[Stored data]
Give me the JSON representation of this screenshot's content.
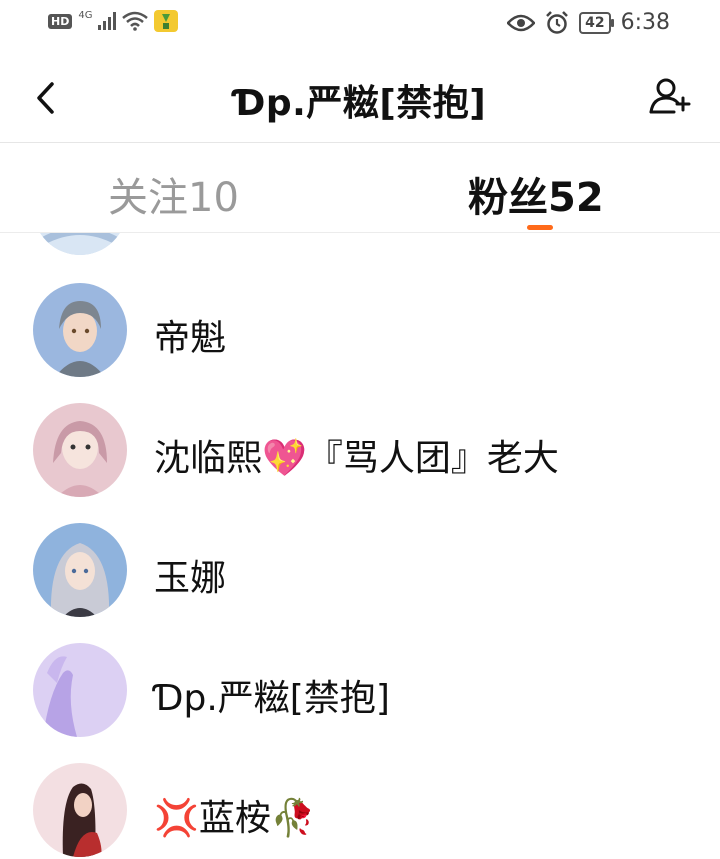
{
  "status_bar": {
    "hd_badge": "HD",
    "network": "4G",
    "battery": "42",
    "time": "6:38"
  },
  "header": {
    "title": "Ɗp.严糍[禁抱]",
    "back_icon": "chevron-left-icon",
    "add_icon": "add-user-icon"
  },
  "tabs": [
    {
      "label": "关注10",
      "active": false
    },
    {
      "label": "粉丝52",
      "active": true
    }
  ],
  "accent_color": "#ff6a1a",
  "followers": [
    {
      "name": "",
      "avatar_color": "#c7d9ee"
    },
    {
      "name": "帝魁",
      "avatar_color": "#9bb7df"
    },
    {
      "name": "沈临熙💖『骂人团』老大",
      "avatar_color": "#e8c8cf"
    },
    {
      "name": "玉娜",
      "avatar_color": "#8fb3dd"
    },
    {
      "name": "Ɗp.严糍[禁抱]",
      "avatar_color": "#d8c9f1"
    },
    {
      "name": "💢蓝桉🥀",
      "avatar_color": "#f3dfe2"
    }
  ]
}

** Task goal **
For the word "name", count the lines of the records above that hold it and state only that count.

** Output **
6